### [YOUR INSTRUCTIONS]
An exact retyping of every record is required.
____________________
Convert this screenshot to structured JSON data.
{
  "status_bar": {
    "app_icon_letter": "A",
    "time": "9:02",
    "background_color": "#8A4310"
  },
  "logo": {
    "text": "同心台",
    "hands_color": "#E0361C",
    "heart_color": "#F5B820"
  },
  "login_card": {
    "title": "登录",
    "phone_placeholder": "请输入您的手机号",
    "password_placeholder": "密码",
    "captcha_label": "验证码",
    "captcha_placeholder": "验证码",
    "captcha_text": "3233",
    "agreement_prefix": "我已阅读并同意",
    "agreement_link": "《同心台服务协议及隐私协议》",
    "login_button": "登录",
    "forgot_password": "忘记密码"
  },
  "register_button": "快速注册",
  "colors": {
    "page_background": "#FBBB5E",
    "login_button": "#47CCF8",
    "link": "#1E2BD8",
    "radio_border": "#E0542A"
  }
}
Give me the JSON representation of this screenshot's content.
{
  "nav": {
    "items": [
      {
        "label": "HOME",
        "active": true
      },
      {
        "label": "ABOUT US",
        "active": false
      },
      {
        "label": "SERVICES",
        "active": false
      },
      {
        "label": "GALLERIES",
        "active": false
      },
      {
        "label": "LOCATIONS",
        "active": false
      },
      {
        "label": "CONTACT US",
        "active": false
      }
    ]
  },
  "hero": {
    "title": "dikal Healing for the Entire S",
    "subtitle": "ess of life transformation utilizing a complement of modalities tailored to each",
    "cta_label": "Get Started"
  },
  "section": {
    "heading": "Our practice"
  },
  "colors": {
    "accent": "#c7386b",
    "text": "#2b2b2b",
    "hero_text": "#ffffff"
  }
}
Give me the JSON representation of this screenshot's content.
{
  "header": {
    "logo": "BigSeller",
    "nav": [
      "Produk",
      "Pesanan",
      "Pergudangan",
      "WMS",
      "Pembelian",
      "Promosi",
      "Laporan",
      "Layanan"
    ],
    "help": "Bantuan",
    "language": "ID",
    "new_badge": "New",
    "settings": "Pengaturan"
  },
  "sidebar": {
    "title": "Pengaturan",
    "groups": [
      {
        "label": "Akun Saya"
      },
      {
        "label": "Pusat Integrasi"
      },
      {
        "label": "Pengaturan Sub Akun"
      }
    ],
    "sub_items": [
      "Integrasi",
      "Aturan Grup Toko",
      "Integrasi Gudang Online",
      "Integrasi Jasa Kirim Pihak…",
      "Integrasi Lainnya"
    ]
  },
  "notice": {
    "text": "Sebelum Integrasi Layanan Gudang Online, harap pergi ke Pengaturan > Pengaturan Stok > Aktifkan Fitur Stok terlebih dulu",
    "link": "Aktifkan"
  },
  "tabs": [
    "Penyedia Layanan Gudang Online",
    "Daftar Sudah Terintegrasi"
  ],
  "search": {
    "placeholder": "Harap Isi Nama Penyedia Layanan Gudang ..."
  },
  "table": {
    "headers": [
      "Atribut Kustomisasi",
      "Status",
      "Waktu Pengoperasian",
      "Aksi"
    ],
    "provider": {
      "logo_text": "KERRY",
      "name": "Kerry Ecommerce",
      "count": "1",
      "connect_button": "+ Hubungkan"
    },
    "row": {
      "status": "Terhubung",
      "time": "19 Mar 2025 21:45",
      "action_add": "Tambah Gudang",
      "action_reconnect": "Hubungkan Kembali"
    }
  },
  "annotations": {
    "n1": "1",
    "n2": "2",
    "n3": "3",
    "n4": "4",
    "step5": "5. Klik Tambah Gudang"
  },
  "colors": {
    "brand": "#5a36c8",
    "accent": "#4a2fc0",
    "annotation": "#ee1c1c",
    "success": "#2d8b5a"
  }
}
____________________
### [ANSWER FOR THIS EXERCISE]
Convert this screenshot to structured JSON data.
{
  "status_bar": {
    "app_icon_letter": "A",
    "time": "9:02",
    "background_color": "#8A4310"
  },
  "logo": {
    "text": "同心台",
    "hands_color": "#E0361C",
    "heart_color": "#F5B820"
  },
  "login_card": {
    "title": "登录",
    "phone_placeholder": "请输入您的手机号",
    "password_placeholder": "密码",
    "captcha_label": "验证码",
    "captcha_placeholder": "验证码",
    "captcha_text": "3233",
    "agreement_prefix": "我已阅读并同意",
    "agreement_link": "《同心台服务协议及隐私协议》",
    "login_button": "登录",
    "forgot_password": "忘记密码"
  },
  "register_button": "快速注册",
  "colors": {
    "page_background": "#FBBB5E",
    "login_button": "#47CCF8",
    "link": "#1E2BD8",
    "radio_border": "#E0542A"
  }
}
Give me the JSON representation of this screenshot's content.
{
  "nav": {
    "items": [
      {
        "label": "HOME",
        "active": true
      },
      {
        "label": "ABOUT US",
        "active": false
      },
      {
        "label": "SERVICES",
        "active": false
      },
      {
        "label": "GALLERIES",
        "active": false
      },
      {
        "label": "LOCATIONS",
        "active": false
      },
      {
        "label": "CONTACT US",
        "active": false
      }
    ]
  },
  "hero": {
    "title": "dikal Healing for the Entire S",
    "subtitle": "ess of life transformation utilizing a complement of modalities tailored to each",
    "cta_label": "Get Started"
  },
  "section": {
    "heading": "Our practice"
  },
  "colors": {
    "accent": "#c7386b",
    "text": "#2b2b2b",
    "hero_text": "#ffffff"
  }
}
Give me the JSON representation of this screenshot's content.
{
  "header": {
    "logo": "BigSeller",
    "nav": [
      "Produk",
      "Pesanan",
      "Pergudangan",
      "WMS",
      "Pembelian",
      "Promosi",
      "Laporan",
      "Layanan"
    ],
    "help": "Bantuan",
    "language": "ID",
    "new_badge": "New",
    "settings": "Pengaturan"
  },
  "sidebar": {
    "title": "Pengaturan",
    "groups": [
      {
        "label": "Akun Saya"
      },
      {
        "label": "Pusat Integrasi"
      },
      {
        "label": "Pengaturan Sub Akun"
      }
    ],
    "sub_items": [
      "Integrasi",
      "Aturan Grup Toko",
      "Integrasi Gudang Online",
      "Integrasi Jasa Kirim Pihak…",
      "Integrasi Lainnya"
    ]
  },
  "notice": {
    "text": "Sebelum Integrasi Layanan Gudang Online, harap pergi ke Pengaturan > Pengaturan Stok > Aktifkan Fitur Stok terlebih dulu",
    "link": "Aktifkan"
  },
  "tabs": [
    "Penyedia Layanan Gudang Online",
    "Daftar Sudah Terintegrasi"
  ],
  "search": {
    "placeholder": "Harap Isi Nama Penyedia Layanan Gudang ..."
  },
  "table": {
    "headers": [
      "Atribut Kustomisasi",
      "Status",
      "Waktu Pengoperasian",
      "Aksi"
    ],
    "provider": {
      "logo_text": "KERRY",
      "name": "Kerry Ecommerce",
      "count": "1",
      "connect_button": "+ Hubungkan"
    },
    "row": {
      "status": "Terhubung",
      "time": "19 Mar 2025 21:45",
      "action_add": "Tambah Gudang",
      "action_reconnect": "Hubungkan Kembali"
    }
  },
  "annotations": {
    "n1": "1",
    "n2": "2",
    "n3": "3",
    "n4": "4",
    "step5": "5. Klik Tambah Gudang"
  },
  "colors": {
    "brand": "#5a36c8",
    "accent": "#4a2fc0",
    "annotation": "#ee1c1c",
    "success": "#2d8b5a"
  }
}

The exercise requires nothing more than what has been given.